** Work item **
Every entry, from first to last, is to be retyped without any alteration.

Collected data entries
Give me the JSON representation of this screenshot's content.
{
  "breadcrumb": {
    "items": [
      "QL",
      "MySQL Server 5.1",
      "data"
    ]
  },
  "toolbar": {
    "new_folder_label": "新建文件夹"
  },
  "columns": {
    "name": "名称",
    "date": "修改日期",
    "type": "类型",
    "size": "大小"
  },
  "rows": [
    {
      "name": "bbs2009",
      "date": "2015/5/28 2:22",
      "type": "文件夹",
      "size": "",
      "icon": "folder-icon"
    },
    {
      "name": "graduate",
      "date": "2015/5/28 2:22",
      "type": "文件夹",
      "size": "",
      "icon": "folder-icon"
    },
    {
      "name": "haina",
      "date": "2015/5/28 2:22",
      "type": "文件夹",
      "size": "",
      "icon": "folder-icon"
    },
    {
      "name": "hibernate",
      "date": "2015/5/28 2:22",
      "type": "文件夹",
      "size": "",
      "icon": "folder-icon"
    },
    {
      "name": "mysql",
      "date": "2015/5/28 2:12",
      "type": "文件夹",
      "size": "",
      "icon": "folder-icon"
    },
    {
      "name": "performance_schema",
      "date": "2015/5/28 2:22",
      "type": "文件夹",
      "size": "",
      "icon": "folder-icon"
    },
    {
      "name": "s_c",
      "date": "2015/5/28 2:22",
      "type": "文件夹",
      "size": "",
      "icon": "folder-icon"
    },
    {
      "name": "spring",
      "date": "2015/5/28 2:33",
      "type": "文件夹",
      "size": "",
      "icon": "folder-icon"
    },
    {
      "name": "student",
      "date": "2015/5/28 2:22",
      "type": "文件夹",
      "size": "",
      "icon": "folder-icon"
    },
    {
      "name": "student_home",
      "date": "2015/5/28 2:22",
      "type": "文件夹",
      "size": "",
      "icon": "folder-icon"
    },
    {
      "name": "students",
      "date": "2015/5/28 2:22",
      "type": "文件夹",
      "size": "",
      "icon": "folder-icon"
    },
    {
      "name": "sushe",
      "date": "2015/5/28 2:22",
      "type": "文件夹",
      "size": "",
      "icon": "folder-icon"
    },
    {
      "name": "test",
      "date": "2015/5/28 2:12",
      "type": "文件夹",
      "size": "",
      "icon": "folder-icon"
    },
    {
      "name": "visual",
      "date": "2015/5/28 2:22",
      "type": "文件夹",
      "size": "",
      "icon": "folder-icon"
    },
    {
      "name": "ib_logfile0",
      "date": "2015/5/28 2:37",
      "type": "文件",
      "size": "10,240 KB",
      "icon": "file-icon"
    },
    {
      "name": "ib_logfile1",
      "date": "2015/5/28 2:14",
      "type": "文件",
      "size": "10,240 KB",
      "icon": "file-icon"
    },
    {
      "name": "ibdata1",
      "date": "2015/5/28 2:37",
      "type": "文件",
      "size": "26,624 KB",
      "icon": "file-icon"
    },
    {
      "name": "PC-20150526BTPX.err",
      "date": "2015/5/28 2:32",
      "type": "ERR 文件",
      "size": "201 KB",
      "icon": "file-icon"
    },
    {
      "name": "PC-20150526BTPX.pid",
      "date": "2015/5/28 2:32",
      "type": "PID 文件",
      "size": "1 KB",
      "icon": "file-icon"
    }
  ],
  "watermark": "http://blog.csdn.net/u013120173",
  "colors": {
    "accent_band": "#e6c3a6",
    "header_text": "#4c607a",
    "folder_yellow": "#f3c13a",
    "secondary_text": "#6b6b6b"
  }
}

** Response to this task **
Give me the JSON representation of this screenshot's content.
{
  "breadcrumb": {
    "items": [
      "QL",
      "MySQL Server 5.1",
      "data"
    ]
  },
  "toolbar": {
    "new_folder_label": "新建文件夹"
  },
  "columns": {
    "name": "名称",
    "date": "修改日期",
    "type": "类型",
    "size": "大小"
  },
  "rows": [
    {
      "name": "bbs2009",
      "date": "2015/5/28 2:22",
      "type": "文件夹",
      "size": "",
      "icon": "folder-icon"
    },
    {
      "name": "graduate",
      "date": "2015/5/28 2:22",
      "type": "文件夹",
      "size": "",
      "icon": "folder-icon"
    },
    {
      "name": "haina",
      "date": "2015/5/28 2:22",
      "type": "文件夹",
      "size": "",
      "icon": "folder-icon"
    },
    {
      "name": "hibernate",
      "date": "2015/5/28 2:22",
      "type": "文件夹",
      "size": "",
      "icon": "folder-icon"
    },
    {
      "name": "mysql",
      "date": "2015/5/28 2:12",
      "type": "文件夹",
      "size": "",
      "icon": "folder-icon"
    },
    {
      "name": "performance_schema",
      "date": "2015/5/28 2:22",
      "type": "文件夹",
      "size": "",
      "icon": "folder-icon"
    },
    {
      "name": "s_c",
      "date": "2015/5/28 2:22",
      "type": "文件夹",
      "size": "",
      "icon": "folder-icon"
    },
    {
      "name": "spring",
      "date": "2015/5/28 2:33",
      "type": "文件夹",
      "size": "",
      "icon": "folder-icon"
    },
    {
      "name": "student",
      "date": "2015/5/28 2:22",
      "type": "文件夹",
      "size": "",
      "icon": "folder-icon"
    },
    {
      "name": "student_home",
      "date": "2015/5/28 2:22",
      "type": "文件夹",
      "size": "",
      "icon": "folder-icon"
    },
    {
      "name": "students",
      "date": "2015/5/28 2:22",
      "type": "文件夹",
      "size": "",
      "icon": "folder-icon"
    },
    {
      "name": "sushe",
      "date": "2015/5/28 2:22",
      "type": "文件夹",
      "size": "",
      "icon": "folder-icon"
    },
    {
      "name": "test",
      "date": "2015/5/28 2:12",
      "type": "文件夹",
      "size": "",
      "icon": "folder-icon"
    },
    {
      "name": "visual",
      "date": "2015/5/28 2:22",
      "type": "文件夹",
      "size": "",
      "icon": "folder-icon"
    },
    {
      "name": "ib_logfile0",
      "date": "2015/5/28 2:37",
      "type": "文件",
      "size": "10,240 KB",
      "icon": "file-icon"
    },
    {
      "name": "ib_logfile1",
      "date": "2015/5/28 2:14",
      "type": "文件",
      "size": "10,240 KB",
      "icon": "file-icon"
    },
    {
      "name": "ibdata1",
      "date": "2015/5/28 2:37",
      "type": "文件",
      "size": "26,624 KB",
      "icon": "file-icon"
    },
    {
      "name": "PC-20150526BTPX.err",
      "date": "2015/5/28 2:32",
      "type": "ERR 文件",
      "size": "201 KB",
      "icon": "file-icon"
    },
    {
      "name": "PC-20150526BTPX.pid",
      "date": "2015/5/28 2:32",
      "type": "PID 文件",
      "size": "1 KB",
      "icon": "file-icon"
    }
  ],
  "watermark": "http://blog.csdn.net/u013120173",
  "colors": {
    "accent_band": "#e6c3a6",
    "header_text": "#4c607a",
    "folder_yellow": "#f3c13a",
    "secondary_text": "#6b6b6b"
  }
}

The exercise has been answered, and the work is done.